Valentin Serov was born in Saint Petersburg, son of the Russian composer and music critic Alexander Serov, and his wife and former student Valentina Serova also a composer in her own right. Raised in a highly artistic milieu he was encouraged to pursue his talents by his parents and in his childhood he studied in Paris and Moscow under Ilya Repin and in the St. Petersburg Academy of Arts (1880–1885) under Pavel Chistyakov. Serov’s early creativity was sparked by the realistic art of Repin and strict pedagogical system of Chistyakov. Further influences on Serov were the old master paintings he viewed in the museums of Russia and Western Europe, friendships with Mikhail Vrubel and (later) Konstantin Korovin, and the creative atmosphere of the Abramtsevo Colony, to which he was closely connected.
The greatest works of Serov’s early period were portraits: The Girl with Peaches (1887), and The Girl Covered by the Sun (1888), both in the Tretyakov Gallery. In these paintings Serov concentrated on spontaneity of perception of the model and nature. In the development of light and color, the complex harmony of reflections, the sense of atmospheric saturation, and the fresh picturesque perception of the world, there appeared the features of early Russian impressionism (though Serov was not yet aware of works of French impressionists at the time of making those paintings).

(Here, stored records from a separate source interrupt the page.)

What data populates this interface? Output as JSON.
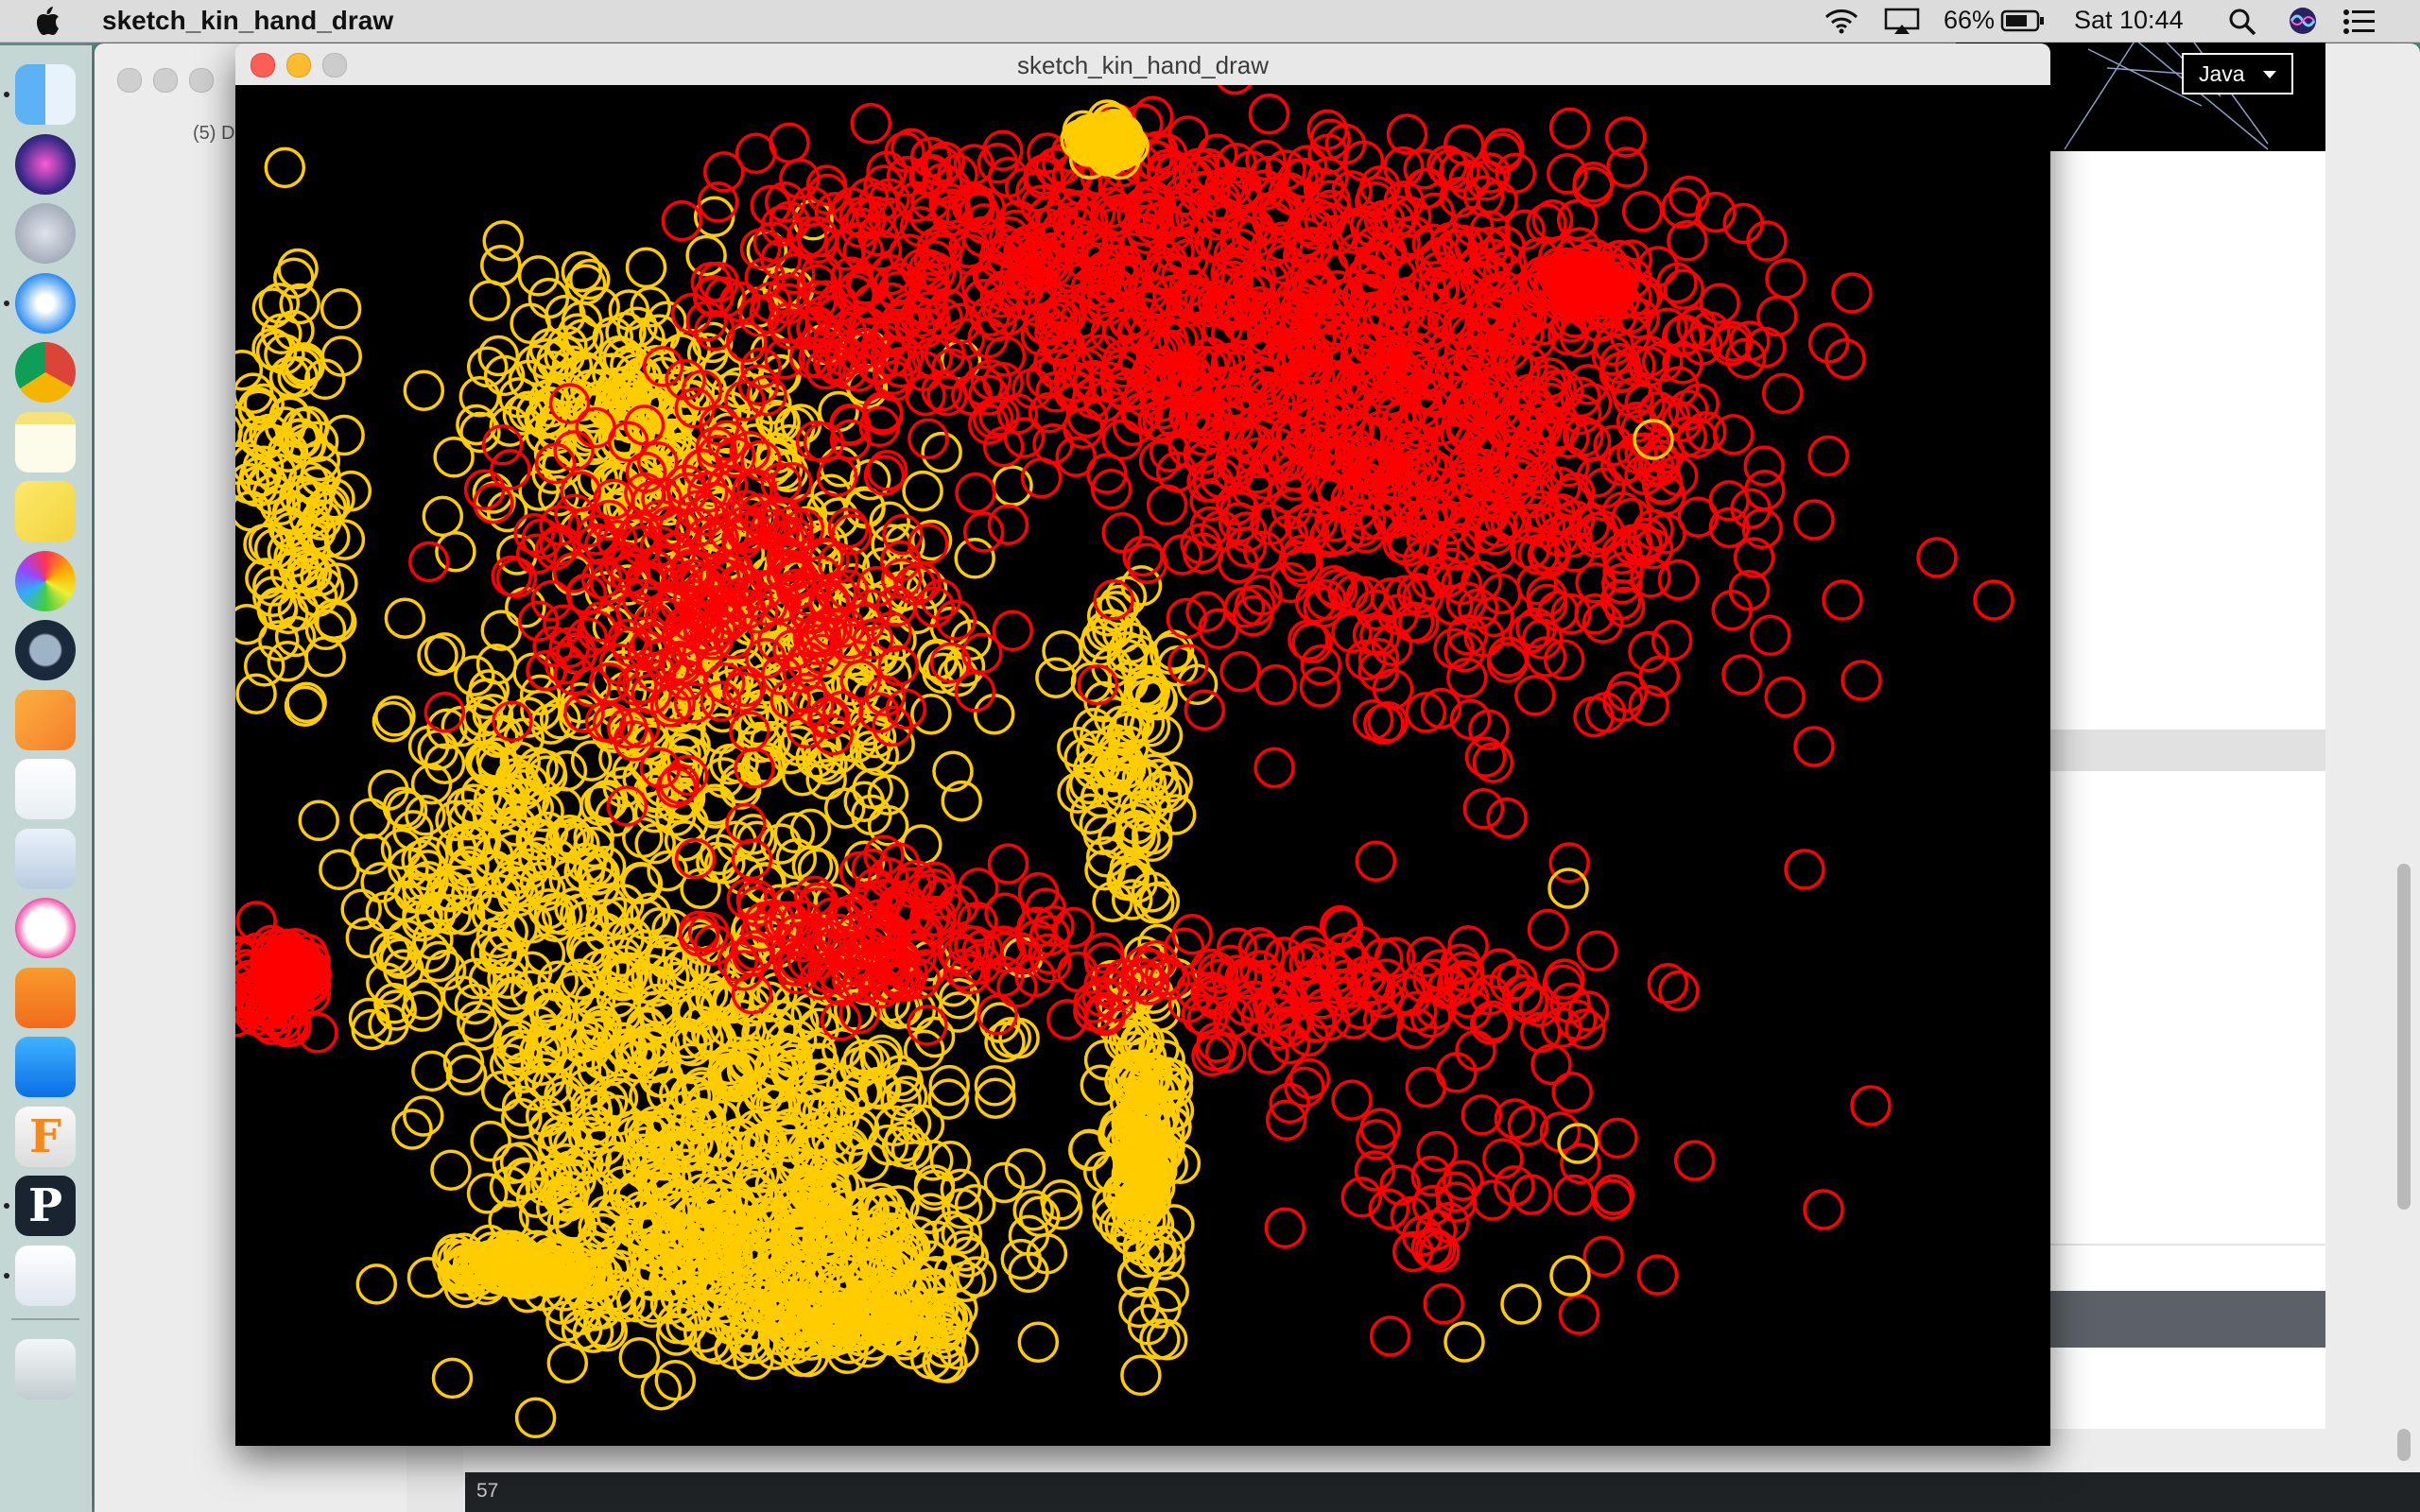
{
  "menubar": {
    "app_name": "sketch_kin_hand_draw",
    "battery_percent": "66%",
    "clock": "Sat 10:44",
    "icons": [
      "apple-icon",
      "wifi-icon",
      "airplay-icon",
      "battery-icon",
      "search-icon",
      "siri-icon",
      "notification-center-icon"
    ]
  },
  "dock": {
    "items": [
      {
        "name": "finder",
        "running": true
      },
      {
        "name": "siri",
        "running": false
      },
      {
        "name": "launchpad",
        "running": false
      },
      {
        "name": "safari",
        "running": true
      },
      {
        "name": "chrome",
        "running": false
      },
      {
        "name": "notes",
        "running": false
      },
      {
        "name": "stickies",
        "running": false
      },
      {
        "name": "photos",
        "running": false
      },
      {
        "name": "quicktime",
        "running": false
      },
      {
        "name": "pages",
        "running": false
      },
      {
        "name": "numbers",
        "running": false
      },
      {
        "name": "keynote",
        "running": false
      },
      {
        "name": "itunes",
        "running": false
      },
      {
        "name": "ibooks",
        "running": false
      },
      {
        "name": "app-store",
        "running": false
      },
      {
        "name": "fusion-360",
        "running": false
      },
      {
        "name": "processing",
        "running": true
      },
      {
        "name": "java",
        "running": true
      },
      {
        "name": "trash",
        "running": false
      }
    ]
  },
  "pde": {
    "tab_label": "(5) D",
    "mode_label": "Java",
    "console_line": "57"
  },
  "sketch": {
    "title": "sketch_kin_hand_draw",
    "colors": {
      "yellow": "#ffcc00",
      "red": "#ff0000",
      "background": "#000000"
    }
  }
}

Initially abstaining from the polychromatic, brightly colored painting style of the 1880s, Serov often preferred a dominant scale of black-grey or brown tones. Impressionistic features appeared sometimes in composite construction of a portrait, or to capture a sense of spontaneous movement.
At the start of the 20th century, Serov was at a stylistic turning point: features of impressionism disappeared from his work, and his modernistic style developed, but the characteristic truthful and realistic comprehension of the nature of his subjects remained constant.
Serov frequently called upon various graphic techniques – watercolors, pastels, lithographs and so forth. Figures in Serov’s portraits gradually became more and more graphically refined and economical, particularly during the late period. From 1890 to 1900 Serov produced many landscape compositions on country themes, in which the artistic direction took a romantic turn.